Multidisciplinary tumor boards are important for the continuity of care and improved patient outcomes. “Cancer care teams devote considerable time and resources to tumor boards,” says Benjamin Sintay, chief physicist, Cone Health, Greensboro, North Carolina. “It’s important to measure the value of tumor boards so we can maximize their benefit for patients.” Maximizing the effectiveness of tumor boards is one reason Cone Health is implementing the Multidisciplinary Tumor Board module of the Varian 360 Oncology™ care management platform. The other is improving the value equation by making resource-intensive tumor boards more productive and efficient.
Cone Health is a private, not-for-profit community-based health system of six hospitals and hundreds of locations in central North Carolina. “It’s our goal to be in the top 10 percent of all organizations in providing value to patients,” says Sintay. “In radiation oncology specifically, we have a vision of being a national leader in providing innovative solutions in patient value.” In keeping with that vision, Cone Health is first implementing Multidisciplinary Tumor Board at its brain tumor clinic, one of six clinics devoted to cancer care.
The obstacles to running a productive brain tumor board mirror many of the obstacles that stand in the way of improving cancer care in general.
These are the obstacles that 360 Oncology is designed to overcome. 360 Oncology care management is a cloud-based platform that brings together radiation, medical and surgical oncology, social services, primary care physicians, as well as the patient, to facilitate true collaborative and coordinated care. It also includes access to rapid, real-time learning systems that may help cancer teams transform clinical evidence into clinical practice. The web-based multidisciplinary tumor board module integrates the relevant patient records, lab reports, diagnostic images, and team recordkeeping tools to facilitate collaborative case review and decision-making.

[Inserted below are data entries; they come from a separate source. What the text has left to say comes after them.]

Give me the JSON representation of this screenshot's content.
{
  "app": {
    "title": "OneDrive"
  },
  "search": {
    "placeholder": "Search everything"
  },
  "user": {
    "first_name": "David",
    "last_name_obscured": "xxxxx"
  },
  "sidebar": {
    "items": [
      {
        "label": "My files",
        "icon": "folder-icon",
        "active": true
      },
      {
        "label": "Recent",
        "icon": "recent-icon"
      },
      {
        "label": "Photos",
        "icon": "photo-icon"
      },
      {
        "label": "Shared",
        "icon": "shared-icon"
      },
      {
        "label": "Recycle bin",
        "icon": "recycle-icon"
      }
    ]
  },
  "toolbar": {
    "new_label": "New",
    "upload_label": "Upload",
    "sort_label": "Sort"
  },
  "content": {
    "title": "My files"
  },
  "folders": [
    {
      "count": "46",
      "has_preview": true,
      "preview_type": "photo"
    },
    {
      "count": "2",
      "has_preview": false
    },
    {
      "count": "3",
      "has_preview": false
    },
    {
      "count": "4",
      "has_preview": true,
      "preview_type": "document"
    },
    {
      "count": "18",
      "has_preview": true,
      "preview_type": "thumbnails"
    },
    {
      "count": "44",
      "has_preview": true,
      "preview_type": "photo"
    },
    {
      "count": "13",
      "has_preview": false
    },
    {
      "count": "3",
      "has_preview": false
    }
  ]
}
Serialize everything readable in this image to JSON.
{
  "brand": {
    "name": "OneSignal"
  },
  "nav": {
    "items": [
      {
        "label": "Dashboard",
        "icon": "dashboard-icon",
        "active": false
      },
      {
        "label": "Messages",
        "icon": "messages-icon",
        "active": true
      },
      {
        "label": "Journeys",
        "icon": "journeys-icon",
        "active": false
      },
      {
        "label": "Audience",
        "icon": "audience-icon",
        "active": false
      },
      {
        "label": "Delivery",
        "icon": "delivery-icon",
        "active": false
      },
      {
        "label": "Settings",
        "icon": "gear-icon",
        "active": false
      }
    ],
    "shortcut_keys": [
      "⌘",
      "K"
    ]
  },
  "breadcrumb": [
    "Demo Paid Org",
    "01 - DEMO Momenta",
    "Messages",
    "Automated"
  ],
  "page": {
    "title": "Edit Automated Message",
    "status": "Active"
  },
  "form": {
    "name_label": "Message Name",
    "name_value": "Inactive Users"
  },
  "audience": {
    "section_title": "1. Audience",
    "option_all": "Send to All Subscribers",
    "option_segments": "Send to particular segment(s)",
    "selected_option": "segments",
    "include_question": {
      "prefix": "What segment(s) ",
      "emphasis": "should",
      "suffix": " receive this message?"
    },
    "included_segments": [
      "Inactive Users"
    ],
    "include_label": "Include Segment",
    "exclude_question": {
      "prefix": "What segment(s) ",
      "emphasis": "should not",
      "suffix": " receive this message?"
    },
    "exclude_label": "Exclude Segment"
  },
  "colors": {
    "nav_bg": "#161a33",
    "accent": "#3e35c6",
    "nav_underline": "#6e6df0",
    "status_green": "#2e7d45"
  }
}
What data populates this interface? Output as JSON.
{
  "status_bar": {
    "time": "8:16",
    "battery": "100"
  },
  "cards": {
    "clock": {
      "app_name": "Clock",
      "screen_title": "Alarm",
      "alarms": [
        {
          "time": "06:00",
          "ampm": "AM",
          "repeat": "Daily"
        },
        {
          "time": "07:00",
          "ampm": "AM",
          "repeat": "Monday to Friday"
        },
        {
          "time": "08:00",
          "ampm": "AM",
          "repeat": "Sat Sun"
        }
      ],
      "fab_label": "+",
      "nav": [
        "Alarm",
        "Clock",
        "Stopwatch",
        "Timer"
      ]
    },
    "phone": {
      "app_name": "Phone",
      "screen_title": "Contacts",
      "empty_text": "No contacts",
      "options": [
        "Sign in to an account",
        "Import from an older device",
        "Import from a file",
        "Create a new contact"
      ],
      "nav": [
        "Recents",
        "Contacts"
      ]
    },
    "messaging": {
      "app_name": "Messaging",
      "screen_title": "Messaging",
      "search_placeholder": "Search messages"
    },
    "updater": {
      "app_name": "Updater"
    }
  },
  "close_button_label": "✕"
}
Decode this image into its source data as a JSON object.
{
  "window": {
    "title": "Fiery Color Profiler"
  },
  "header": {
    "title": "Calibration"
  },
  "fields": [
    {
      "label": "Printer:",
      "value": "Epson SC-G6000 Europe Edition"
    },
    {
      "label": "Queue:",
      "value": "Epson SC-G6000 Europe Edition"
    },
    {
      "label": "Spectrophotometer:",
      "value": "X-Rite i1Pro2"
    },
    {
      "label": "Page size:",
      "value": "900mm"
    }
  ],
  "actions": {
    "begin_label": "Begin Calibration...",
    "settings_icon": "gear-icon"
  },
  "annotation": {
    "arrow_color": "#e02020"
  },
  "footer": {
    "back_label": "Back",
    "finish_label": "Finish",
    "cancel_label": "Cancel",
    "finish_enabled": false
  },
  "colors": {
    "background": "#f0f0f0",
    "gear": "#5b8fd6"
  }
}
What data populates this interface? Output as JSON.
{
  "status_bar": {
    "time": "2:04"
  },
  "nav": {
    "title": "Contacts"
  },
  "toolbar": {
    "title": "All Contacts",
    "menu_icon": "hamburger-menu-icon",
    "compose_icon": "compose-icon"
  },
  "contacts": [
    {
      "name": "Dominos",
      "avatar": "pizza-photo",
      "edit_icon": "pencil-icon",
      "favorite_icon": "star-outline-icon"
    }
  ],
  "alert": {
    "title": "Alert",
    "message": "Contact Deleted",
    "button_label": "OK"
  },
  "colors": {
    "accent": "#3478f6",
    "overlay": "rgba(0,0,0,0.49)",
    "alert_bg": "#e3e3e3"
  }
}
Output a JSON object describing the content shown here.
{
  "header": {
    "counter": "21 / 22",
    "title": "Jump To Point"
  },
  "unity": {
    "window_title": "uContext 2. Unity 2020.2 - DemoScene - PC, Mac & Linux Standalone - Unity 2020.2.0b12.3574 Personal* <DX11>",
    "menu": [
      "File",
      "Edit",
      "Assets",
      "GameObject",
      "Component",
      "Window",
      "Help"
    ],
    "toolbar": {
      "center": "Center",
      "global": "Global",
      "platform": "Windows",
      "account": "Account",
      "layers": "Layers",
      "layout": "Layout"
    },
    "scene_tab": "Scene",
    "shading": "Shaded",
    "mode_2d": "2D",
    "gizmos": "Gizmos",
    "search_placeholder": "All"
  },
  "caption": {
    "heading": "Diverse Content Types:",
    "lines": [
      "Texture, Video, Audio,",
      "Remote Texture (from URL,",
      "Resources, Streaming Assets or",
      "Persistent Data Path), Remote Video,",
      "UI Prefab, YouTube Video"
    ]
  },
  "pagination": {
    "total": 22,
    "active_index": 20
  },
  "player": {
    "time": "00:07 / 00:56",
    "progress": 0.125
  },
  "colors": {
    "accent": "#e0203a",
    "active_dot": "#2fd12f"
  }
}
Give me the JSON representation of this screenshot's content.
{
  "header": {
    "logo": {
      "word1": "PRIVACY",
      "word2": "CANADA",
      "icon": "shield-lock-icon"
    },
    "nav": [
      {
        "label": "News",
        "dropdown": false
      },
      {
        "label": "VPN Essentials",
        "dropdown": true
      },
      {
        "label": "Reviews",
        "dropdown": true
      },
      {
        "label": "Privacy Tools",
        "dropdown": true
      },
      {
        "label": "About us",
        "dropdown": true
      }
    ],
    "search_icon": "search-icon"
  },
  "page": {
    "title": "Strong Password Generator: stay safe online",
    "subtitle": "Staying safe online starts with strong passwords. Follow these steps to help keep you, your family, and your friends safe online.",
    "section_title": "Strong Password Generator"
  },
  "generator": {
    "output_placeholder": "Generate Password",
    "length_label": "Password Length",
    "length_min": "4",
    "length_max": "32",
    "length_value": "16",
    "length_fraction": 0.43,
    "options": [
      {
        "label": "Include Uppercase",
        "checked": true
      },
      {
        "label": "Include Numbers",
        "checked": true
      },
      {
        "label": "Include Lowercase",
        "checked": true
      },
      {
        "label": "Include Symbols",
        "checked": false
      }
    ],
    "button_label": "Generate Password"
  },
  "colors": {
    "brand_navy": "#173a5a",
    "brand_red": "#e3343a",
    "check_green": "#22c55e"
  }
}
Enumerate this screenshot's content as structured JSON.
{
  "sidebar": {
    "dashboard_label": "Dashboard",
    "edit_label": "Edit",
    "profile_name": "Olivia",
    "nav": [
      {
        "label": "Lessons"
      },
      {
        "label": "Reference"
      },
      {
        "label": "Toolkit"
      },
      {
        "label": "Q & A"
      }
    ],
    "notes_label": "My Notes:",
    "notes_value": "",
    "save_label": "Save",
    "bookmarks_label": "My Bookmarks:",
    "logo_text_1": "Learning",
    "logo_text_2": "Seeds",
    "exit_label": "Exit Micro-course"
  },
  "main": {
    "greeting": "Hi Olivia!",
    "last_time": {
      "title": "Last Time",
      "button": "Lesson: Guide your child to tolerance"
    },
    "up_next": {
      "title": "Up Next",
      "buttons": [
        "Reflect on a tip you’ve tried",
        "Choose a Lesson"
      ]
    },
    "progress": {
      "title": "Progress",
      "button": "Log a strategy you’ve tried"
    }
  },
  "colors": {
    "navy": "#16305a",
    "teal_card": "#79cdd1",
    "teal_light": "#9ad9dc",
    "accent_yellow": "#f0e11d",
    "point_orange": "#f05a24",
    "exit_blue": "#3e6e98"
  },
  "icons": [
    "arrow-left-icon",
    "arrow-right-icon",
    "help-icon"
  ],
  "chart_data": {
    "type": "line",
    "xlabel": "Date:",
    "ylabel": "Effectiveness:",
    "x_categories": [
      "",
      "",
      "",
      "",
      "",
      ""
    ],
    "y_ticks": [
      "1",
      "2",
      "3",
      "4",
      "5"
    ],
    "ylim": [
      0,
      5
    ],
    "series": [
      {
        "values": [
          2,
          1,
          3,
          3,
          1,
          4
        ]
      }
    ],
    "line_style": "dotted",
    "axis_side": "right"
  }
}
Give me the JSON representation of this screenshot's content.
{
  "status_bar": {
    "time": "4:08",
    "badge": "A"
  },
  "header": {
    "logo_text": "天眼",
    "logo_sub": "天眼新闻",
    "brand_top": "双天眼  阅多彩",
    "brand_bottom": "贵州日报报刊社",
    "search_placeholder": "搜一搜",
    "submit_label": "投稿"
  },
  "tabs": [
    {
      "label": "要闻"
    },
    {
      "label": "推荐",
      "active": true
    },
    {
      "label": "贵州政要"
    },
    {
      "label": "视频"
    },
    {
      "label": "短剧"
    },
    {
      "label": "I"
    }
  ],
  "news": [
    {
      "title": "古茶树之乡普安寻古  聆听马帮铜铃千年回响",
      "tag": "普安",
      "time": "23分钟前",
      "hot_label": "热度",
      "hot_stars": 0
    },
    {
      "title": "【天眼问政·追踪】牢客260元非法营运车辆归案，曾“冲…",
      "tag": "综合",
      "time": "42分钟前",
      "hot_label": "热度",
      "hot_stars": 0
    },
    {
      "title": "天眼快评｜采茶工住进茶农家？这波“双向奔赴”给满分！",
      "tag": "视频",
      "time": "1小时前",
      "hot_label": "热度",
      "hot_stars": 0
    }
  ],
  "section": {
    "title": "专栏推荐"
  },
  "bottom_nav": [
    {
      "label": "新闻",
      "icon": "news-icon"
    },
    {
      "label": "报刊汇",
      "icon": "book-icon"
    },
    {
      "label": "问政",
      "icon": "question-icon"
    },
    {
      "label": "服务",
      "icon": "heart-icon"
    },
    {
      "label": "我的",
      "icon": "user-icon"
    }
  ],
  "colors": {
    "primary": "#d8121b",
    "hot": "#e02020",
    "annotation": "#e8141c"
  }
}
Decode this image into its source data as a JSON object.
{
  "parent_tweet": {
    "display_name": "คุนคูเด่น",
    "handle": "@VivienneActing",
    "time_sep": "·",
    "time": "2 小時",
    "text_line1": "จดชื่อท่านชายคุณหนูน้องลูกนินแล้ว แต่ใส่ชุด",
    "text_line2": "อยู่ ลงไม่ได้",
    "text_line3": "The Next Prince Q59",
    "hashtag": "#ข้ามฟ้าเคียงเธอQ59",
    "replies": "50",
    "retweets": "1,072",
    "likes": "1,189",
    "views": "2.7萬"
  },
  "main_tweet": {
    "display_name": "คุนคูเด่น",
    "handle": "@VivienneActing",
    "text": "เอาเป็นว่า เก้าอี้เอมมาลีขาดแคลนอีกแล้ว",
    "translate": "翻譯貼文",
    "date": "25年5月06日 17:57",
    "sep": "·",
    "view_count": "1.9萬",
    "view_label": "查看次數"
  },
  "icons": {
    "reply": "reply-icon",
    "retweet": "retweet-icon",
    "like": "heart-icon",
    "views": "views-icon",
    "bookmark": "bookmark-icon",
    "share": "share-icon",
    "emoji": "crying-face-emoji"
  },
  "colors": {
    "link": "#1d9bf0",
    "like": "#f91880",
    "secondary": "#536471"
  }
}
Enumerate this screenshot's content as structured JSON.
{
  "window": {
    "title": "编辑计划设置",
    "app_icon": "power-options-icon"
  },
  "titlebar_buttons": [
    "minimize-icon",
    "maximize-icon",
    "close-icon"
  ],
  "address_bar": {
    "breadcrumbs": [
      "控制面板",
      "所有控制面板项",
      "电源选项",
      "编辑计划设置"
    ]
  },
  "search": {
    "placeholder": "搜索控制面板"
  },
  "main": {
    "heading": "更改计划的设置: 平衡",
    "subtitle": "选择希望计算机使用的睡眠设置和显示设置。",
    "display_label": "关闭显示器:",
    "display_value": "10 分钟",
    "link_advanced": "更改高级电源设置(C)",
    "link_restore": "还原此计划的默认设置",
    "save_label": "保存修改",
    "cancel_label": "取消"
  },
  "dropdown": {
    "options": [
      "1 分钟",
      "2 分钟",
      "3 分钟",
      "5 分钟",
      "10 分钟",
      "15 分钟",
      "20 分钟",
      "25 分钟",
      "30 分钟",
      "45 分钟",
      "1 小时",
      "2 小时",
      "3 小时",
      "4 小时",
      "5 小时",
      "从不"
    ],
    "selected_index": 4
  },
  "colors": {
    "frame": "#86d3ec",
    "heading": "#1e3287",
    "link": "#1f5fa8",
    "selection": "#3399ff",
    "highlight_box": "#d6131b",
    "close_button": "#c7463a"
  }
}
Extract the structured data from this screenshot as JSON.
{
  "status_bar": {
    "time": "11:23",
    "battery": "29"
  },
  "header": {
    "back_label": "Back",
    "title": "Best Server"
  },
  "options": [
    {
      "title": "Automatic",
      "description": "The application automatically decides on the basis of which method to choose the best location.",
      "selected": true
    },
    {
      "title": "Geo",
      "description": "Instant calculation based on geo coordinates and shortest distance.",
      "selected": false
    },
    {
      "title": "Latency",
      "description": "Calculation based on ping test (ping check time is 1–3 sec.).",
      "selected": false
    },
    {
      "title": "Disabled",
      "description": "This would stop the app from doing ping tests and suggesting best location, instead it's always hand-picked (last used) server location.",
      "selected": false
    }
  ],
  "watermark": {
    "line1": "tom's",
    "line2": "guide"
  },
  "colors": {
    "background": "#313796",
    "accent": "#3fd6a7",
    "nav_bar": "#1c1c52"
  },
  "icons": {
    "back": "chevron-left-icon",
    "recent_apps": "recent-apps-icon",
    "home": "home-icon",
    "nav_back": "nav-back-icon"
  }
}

Cone Health’s brain tumor clinic is a high functioning group of medical professionals comprising radiation oncologists, neurosurgeons, pathologists, neuro-radiologists, medical oncologists, and others, all with important roles in serving patients. They meet weekly to discuss as many as 15 patients. “When we take time to have a multidisciplinary discussion, we want it to be productive for all concerned; we want it to benefit the patient to the maximum level; and we want to retain the record of the opinions and recommendations for future reference,” says Sintay. However, there has been no software environment that facilitates quick exchange of information for tumor boards. “We’re interested in the Multidisciplinary Tumor Board module because we anticipate it making preparation less complicated and communication easier.”
For each weekly conference, a nurse navigator spends a half day or longer in preparation, assembling all the history, scans, reports, and other data points required for every patient to be reviewed. In addition to the time involved, there is always a risk that some relevant information may be missed in this manual process. The extensive preparation time also limits the cases that the board can review. “Patients can come up at the last minute and you don’t want to have to wait a week to discuss them. Having the ability to rapidly add a patient would definitely improve our ability to respond,” says Sintay.
When fully configured, the Multidisciplinary Tumor Board module will automate the process. “We can, very quickly, within a few clicks, select patients for our tumor conference, and 360 Oncology receives all the information automatically, thereby saving staff time, and also improving the speed at which we can add patients,” says Sintay.
Sintay also sees unimpeded access to the Multidisciplinary Tumor Board as a distinct advantage. 360 Oncology is contained in the Cloud and sits independent from other databases and medical record systems. The tumor board presentation can be accessed securely from any computer system through a web browser. “This access is important in multidisciplinary care, because often, you’re dealing with multiple physician practices that don’t have the same computer network” says Sintay. “360 Oncology will work very fluidly, no matter what device or system people are using for access.”
Sintay considers 360 Oncology to be a platform for the future of big data. “The Multidisciplinary Tumor Board captures and converts discussions, recommendations, and patient treatment into useful data for future decision-making. I think that’s needed. That’s where the potential of something like 360 Oncology is going to be the greatest: in capturing all of the important information in one place and making it easy to recall or mine the data in the future.”